Now that Daryl F. Gates has said he will retire as chief of the Los Angeles Police Department, what kind of person should replace him? And who? The Times asked current and former police chiefs, as well as experts on policing .
Pat Murphy,former police commissioner of New York and now director of the Police Policy Board of U.S. Conference of Mayors:
The new chief should be an experienced police administrator, and a creative one. The LAPD has been a good department, but maybe it's an in-bred department by now. There's a lot of talent in the police world today--a lot of outstanding chiefs--and maybe it's time for some fresh blood in Los Angeles.
The LAPD may not be up to speed with some of the innovative things happening around the country, such as what Commissioner Lee Brown is doing in New York. The style of community policing that he's developing is needed in every city--especially in Los Angeles.

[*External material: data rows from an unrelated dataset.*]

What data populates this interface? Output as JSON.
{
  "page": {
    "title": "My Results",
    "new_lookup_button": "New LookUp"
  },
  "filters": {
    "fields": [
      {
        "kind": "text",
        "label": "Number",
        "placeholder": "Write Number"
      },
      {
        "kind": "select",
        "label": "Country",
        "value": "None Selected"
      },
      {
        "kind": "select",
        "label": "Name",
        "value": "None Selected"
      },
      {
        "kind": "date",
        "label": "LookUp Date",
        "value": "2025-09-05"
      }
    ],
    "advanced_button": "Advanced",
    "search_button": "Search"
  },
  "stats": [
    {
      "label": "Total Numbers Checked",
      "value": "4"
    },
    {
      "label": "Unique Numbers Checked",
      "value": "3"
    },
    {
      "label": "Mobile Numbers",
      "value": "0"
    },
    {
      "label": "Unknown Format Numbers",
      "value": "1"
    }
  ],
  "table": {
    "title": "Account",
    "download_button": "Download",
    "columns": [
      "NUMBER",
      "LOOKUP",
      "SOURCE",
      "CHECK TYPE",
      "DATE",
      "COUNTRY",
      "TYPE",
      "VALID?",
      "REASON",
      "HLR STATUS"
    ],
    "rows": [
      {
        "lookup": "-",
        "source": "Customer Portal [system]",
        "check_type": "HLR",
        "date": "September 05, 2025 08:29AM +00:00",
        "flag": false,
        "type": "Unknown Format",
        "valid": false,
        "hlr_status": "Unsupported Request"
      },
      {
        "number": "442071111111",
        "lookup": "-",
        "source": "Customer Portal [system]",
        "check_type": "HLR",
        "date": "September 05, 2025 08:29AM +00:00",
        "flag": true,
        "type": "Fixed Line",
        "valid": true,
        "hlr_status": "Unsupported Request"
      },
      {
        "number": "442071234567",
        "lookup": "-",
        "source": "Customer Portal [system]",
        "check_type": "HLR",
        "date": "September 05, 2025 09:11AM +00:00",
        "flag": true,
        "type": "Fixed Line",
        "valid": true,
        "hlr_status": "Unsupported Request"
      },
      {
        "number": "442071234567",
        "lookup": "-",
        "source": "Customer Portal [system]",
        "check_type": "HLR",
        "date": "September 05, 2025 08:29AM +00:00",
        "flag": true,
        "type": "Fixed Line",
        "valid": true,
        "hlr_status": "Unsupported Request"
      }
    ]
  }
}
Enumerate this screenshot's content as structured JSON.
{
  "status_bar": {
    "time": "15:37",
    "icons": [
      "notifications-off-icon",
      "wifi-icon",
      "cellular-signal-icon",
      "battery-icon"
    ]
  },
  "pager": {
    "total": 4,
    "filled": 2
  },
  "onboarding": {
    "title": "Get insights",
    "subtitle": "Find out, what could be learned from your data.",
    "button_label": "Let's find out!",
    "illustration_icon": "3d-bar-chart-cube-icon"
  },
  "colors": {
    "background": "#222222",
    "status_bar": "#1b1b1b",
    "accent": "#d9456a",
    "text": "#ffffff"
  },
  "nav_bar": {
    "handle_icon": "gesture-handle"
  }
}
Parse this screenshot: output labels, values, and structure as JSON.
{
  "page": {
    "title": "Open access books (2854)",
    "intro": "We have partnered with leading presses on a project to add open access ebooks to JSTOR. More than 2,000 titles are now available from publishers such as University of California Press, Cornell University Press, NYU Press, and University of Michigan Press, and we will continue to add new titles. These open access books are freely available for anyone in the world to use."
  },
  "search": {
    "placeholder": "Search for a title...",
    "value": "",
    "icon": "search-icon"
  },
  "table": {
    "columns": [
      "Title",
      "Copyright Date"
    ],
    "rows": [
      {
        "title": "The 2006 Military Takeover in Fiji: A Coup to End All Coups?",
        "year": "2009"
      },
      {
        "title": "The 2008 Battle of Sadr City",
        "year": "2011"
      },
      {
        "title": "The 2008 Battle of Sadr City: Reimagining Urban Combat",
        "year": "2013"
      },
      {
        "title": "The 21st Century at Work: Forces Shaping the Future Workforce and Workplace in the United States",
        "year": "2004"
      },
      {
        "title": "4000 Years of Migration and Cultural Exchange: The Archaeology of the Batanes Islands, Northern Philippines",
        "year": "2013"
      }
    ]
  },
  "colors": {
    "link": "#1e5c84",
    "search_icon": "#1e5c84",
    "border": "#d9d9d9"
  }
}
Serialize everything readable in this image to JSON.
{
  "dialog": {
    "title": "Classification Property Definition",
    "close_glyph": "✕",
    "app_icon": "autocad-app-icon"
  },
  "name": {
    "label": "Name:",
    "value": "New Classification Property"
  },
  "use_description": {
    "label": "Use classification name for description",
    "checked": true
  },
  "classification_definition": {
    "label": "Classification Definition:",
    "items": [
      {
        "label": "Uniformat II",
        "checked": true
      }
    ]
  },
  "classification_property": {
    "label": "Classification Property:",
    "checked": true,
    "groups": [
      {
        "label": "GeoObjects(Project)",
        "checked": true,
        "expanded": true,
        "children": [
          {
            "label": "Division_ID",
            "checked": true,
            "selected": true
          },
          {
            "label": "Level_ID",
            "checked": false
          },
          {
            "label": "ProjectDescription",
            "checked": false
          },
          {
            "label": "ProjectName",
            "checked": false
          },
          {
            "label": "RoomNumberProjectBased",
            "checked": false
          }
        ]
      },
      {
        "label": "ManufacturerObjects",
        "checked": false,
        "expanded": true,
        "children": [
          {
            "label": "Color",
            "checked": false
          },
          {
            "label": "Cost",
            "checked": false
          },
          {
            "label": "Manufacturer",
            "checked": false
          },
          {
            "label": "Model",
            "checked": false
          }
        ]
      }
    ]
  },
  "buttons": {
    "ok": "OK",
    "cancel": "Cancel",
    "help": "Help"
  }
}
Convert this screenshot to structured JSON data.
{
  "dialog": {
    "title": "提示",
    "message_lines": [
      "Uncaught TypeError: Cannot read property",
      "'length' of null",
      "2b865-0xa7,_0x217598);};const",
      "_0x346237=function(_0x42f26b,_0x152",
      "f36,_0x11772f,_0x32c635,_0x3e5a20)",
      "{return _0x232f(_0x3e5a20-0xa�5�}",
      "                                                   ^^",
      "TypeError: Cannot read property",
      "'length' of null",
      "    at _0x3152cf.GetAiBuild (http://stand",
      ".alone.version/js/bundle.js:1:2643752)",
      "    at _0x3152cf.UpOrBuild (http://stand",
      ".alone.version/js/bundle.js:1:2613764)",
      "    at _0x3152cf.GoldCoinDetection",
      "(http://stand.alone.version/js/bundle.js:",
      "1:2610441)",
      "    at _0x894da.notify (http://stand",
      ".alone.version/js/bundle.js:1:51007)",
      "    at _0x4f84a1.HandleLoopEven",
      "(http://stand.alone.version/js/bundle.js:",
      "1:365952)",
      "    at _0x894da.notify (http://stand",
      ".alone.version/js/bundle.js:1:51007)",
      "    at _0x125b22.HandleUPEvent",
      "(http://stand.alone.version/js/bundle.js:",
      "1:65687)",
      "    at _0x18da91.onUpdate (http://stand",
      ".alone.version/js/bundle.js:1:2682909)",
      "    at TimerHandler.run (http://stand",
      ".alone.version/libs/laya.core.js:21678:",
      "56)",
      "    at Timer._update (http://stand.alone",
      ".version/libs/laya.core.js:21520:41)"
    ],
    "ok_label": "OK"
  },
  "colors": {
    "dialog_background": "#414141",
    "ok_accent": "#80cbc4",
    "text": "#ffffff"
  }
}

I've always been very high on Pat Fitzsimon of Seattle, who's brought that department a long way. I'm very high on Peter Ronstadt, in Tucson, and Ruben Greenberg, in Charleston, S.C.
Some people who've left the LAPD are now chiefs. They're had the opportunity to spread their wings. There might be successor possibilities there. The chief in Long Beach, Lawrence Brinkley--I'm very impressed by him.
Hubert Williams,former police chief of Newark and now head of the Police Foundation in Washington:
I would think L.A. would be looking for a police chief who can deal with the cultural diversity of the city, someone who can unite the police department so that it's focused on dealing both with crime and public perceptions of the police.
The city has to choose between a candidate who has the potential to be a good chief and a candidate who has a demonstrable track record. L.A. has got some really fine, capable assistant chiefs and deputy chiefs. They come with the asset of knowing the police department and the community. (But) the issue of culture, the perspectives developed about policing, may be somewhat of an inhibiting factor for police officers coming up under the Los Angeles model--if the objective is to change the model.
Robert Burgreen, police chief of San Diego:
In today's police work, the chief of police has to be in touch with the community. In a city the size of Los Angeles, that means a lot of community outreach. A chief who believes in and exercises community outreach on a personal level--that would be the No. 1 job requirement.
A chief who also maintains regular contact with the officers on the street, so that the chief knows what the officers are thinking and doing and the problems they are having--that is equally important.
William Rathburn,police chief of Dallas and formerly a deputy chief with the LAPD:
The (next chief) will need instant credibility with all segments of the community and the support of the people in the department. It'll take a chief with the courage to initiate dramatic changes in the LAPD, in its basic philosophy, in its procedures and in its key personnel. The new chief must be able to end the polarization within the community over police issues and to bring the LAPD and the community together in a partnership to solve problems.
Eduardo Gonzales, deputy director of the Metro Dade Police Department:
Someone with a track record in community-oriented policing is needed. You have to find police chiefs who are willing to implement this policing concept, which is to provide for as much input as you can from the people you're serving.
I've thought my boss, Fred Taylor, would be good as L.A.'s chief. The Miami Herald had two names listed: Peter Ronstadt, chief of Tucson, and Bill Bratton, chief of New York Transit Police.
One of the problems is that most people perceive the L.A. job as one where the guy who replaces Gates will be an agent of change. But such people generally last only two or three years.
James Lasley,associate professor of criminal justice, Cal State Fullerton:
His replacement should be someone from inside the department. There's no city like Los Angeles. It's pretty naive for people to think that a person can come in and, in five years, change things in the department.
I feel Assistant Chief Robert L. Vernon is the best candidate. He's always been community-minded, although all the religion stuff got in the way. He's the one who implemented team policing, which was the first and most progressive community-based policing program in the nation. He devised "Operation Cul-de-sac" which is probably the foremost inner-city policing strategy that's out right now, the most progressive.